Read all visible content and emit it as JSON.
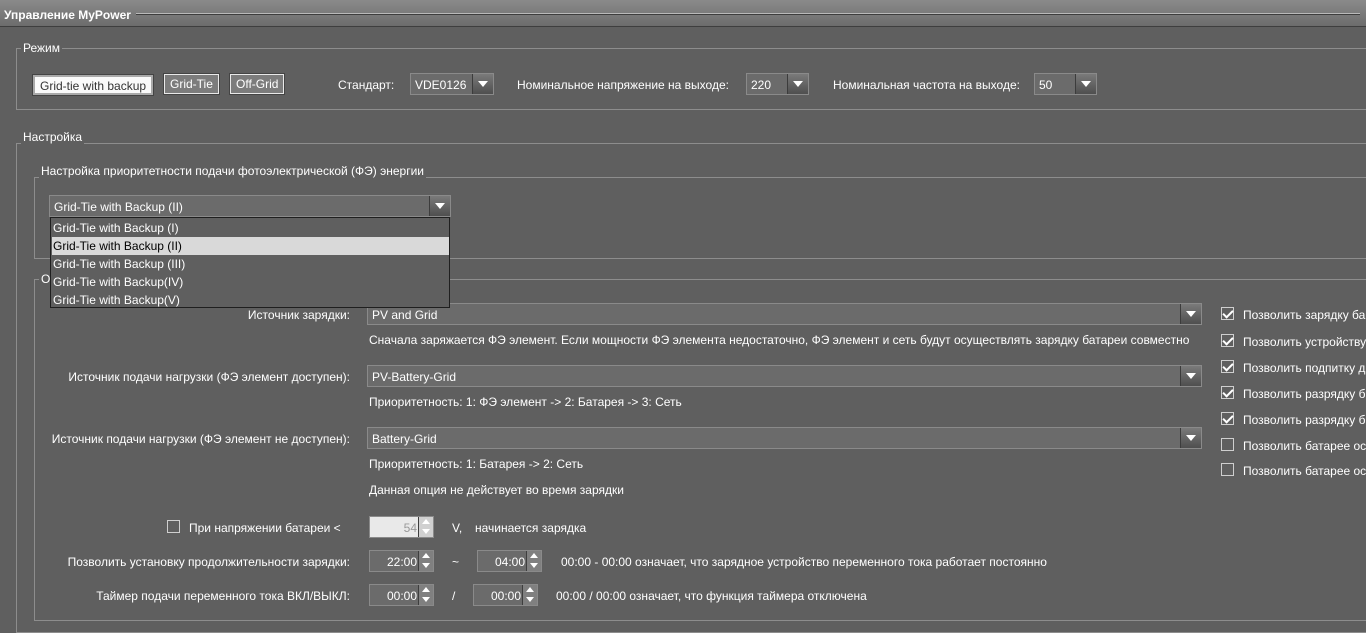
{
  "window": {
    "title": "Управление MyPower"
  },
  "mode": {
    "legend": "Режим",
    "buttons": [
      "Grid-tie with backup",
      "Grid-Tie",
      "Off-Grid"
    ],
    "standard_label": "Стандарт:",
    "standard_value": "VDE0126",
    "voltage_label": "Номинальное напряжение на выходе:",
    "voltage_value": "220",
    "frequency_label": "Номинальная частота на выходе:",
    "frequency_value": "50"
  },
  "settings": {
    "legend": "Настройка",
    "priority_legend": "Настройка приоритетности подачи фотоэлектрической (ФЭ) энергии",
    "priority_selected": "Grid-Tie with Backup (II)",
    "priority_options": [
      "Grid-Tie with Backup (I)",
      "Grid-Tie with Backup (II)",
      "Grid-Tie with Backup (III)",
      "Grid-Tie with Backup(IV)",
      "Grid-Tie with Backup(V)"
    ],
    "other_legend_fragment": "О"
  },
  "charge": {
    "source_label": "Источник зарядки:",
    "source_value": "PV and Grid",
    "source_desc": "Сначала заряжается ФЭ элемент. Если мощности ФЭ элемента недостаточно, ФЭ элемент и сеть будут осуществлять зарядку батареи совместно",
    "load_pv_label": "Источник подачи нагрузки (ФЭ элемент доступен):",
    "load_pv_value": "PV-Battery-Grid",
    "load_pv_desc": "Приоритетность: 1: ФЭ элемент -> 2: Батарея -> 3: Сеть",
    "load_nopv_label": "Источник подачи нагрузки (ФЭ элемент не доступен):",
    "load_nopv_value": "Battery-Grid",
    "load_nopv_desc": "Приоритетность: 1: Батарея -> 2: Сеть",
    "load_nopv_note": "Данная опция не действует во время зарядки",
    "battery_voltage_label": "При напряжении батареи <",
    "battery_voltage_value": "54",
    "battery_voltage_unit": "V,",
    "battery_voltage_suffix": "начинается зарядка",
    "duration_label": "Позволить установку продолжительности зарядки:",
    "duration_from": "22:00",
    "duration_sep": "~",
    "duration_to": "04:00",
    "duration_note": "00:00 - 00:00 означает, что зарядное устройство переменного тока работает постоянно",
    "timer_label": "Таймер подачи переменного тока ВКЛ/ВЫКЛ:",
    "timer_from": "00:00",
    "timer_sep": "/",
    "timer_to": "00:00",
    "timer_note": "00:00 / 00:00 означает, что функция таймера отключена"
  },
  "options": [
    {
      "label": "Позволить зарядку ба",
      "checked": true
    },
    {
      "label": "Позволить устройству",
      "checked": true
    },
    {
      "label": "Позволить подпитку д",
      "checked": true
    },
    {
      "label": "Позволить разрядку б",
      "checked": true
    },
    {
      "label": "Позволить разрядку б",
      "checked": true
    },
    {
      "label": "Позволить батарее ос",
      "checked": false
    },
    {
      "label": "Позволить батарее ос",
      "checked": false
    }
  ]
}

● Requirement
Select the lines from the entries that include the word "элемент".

● Solution for this task
    "source_desc": "Сначала заряжается ФЭ элемент. Если мощности ФЭ элемента недостаточно, ФЭ элемент и сеть будут осуществлять зарядку батареи совместно",
    "load_pv_label": "Источник подачи нагрузки (ФЭ элемент доступен):",
    "load_pv_desc": "Приоритетность: 1: ФЭ элемент -> 2: Батарея -> 3: Сеть",
    "load_nopv_label": "Источник подачи нагрузки (ФЭ элемент не доступен):",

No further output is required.